Pretty dangerous stuff, wot?

Speaking of penises, if you have access to one, you’d best keep it enthusiastic. Indeed, the details of a research paper reported many weeks ago have been confirmed and we can, dear diary, state with confidence that the more sexually active a man is, the lower his risk of developing prostate cancer – the most common cancer among men.

And if you want to know how busy you need to be, the bar has been confirmed at 21 ejaculations monthly. Cowboy up.

It turns out a Belgian journalist (another rare chapeau) of Moroccan origin did a thorough report on how the district of Molenbeek had become a Jihadi hotbed years ago and she was, predictably, dismissed as suffering from a psychological pathology known as Islamophobia.

Her book Undercover in Little Morocco, was published in 2006 and was completely ignored.

 “Everyone said I was exaggerating. I was accused of being Islamophobic, racist. Some people said I had psychological problems and that I was a Muslim traumatised by Islam.”

And now, people are dead. It is worth wondering just who is suffering from a pathology.


We are all aware by now of the attempt by police in Cologne to coverup the wave of sexual assaults in Cologne on New Year’s Eve and many will be aware of the efforts by Swedish police (Sweden is now the rape capital of Europe) to do the same regarding sexual assaults at a music festival.

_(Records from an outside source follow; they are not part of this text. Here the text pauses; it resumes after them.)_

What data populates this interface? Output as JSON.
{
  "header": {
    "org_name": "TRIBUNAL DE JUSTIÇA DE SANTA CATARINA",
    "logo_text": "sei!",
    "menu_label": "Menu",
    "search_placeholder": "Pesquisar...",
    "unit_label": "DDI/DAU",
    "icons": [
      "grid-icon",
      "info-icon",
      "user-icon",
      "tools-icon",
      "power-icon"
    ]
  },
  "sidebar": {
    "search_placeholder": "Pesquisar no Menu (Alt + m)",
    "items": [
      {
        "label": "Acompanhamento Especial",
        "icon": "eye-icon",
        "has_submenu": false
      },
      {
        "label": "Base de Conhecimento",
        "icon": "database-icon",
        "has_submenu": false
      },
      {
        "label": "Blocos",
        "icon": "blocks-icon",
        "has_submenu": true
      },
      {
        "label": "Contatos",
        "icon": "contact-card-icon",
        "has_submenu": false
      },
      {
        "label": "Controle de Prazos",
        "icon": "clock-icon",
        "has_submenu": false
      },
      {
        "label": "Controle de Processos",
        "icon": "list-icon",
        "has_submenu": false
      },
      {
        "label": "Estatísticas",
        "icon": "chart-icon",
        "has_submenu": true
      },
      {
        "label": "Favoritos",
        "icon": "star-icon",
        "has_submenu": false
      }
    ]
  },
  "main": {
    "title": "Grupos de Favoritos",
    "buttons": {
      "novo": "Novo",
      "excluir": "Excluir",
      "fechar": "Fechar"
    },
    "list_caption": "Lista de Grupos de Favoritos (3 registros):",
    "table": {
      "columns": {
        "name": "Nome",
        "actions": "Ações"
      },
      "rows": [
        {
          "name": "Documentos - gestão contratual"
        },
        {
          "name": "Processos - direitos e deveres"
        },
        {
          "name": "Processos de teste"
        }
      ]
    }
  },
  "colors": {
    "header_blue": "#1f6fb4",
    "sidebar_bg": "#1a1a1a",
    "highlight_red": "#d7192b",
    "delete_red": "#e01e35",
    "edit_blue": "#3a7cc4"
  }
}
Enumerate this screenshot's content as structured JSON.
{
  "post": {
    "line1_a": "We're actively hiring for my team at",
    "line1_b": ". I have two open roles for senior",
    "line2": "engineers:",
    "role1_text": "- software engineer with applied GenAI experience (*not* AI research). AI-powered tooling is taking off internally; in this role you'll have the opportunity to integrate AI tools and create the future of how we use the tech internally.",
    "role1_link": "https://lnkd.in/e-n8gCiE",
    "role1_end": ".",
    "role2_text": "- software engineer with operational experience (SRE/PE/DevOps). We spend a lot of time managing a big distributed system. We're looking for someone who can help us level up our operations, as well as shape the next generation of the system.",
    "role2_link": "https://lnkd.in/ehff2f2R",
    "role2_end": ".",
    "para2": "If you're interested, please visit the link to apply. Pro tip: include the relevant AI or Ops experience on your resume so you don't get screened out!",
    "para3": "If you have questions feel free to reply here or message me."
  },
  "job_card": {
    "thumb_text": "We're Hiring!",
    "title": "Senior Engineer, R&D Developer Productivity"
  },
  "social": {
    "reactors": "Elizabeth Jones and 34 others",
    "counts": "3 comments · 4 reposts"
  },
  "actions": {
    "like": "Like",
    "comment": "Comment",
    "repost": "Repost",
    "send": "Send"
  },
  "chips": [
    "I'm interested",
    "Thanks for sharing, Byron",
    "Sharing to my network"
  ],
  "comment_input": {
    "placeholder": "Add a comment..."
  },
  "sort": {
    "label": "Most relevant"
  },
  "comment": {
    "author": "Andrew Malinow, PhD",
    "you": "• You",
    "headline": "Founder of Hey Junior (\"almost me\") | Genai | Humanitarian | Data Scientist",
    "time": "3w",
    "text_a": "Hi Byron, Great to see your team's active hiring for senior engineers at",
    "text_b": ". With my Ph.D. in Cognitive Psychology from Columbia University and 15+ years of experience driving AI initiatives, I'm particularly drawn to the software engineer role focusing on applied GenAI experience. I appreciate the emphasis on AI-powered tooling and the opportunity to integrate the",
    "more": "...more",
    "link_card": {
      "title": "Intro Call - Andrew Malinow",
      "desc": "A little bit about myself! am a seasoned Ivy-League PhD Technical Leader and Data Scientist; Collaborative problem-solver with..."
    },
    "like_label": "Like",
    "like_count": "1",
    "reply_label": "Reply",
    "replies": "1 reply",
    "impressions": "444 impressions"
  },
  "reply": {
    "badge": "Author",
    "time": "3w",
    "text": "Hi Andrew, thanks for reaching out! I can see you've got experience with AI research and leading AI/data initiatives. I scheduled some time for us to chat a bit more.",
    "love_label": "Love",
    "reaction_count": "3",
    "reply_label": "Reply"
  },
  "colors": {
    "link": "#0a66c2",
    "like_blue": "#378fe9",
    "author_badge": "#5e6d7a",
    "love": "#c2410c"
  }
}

None of this appeared to be of consequence to Canada’s Louise Arbour, a woman with a distinguished legal career and a leader in having rape recognized as an instrument of war, when she participated in Friday’s Munk debate regarding the global refugee crisis. There, she and teammate Simon Schama were soundly defeated by Mark Steyn and Nigel Farage who managed to turn 22% of the crowd’s votes in their favour. The full debate can be viewed via a link on Steyn’s website and is recommended viewing for those inclined.

Arbour maintained that refugees and migrants will eventually adapt to Canada but also noted that they will, in turn, change us and that’s OK.
While expressing some bitterness at how religion had suppressed women (she’s from Quebec), Arbour did not seem worried at all that those changes go a little beyond the opportunity to enjoy a nice curry or pad thai. Here are some recent examples of – and remember this is pretty early stages – the way societies are being changed in Europe:

Sylvi Listhaug
Sylvi Listhaug

The good news is not just the victory by Farage and Steyn, it’s that Norway is declaring it’s not all that cool with being changed into a medieval caliphate and, having closed their border with Russia to stem the tide of migrants (Finland has done the same) using the Arctic route, is determined not to wind up “like Sweden.”

Integration Minister Sylvi Listhaug announced a series of asylum and immigration reforms because :

“We have foreign fighters who have left Norway and [we have] radical environments. We should not stick our heads in the sand and say that everything is good here. But fortunately we are a long way from the conditions we see in some other countries, for example Sweden,” she told NTB.

This, following Denmark’s action in January, hints at some revival of European culture’s will to live.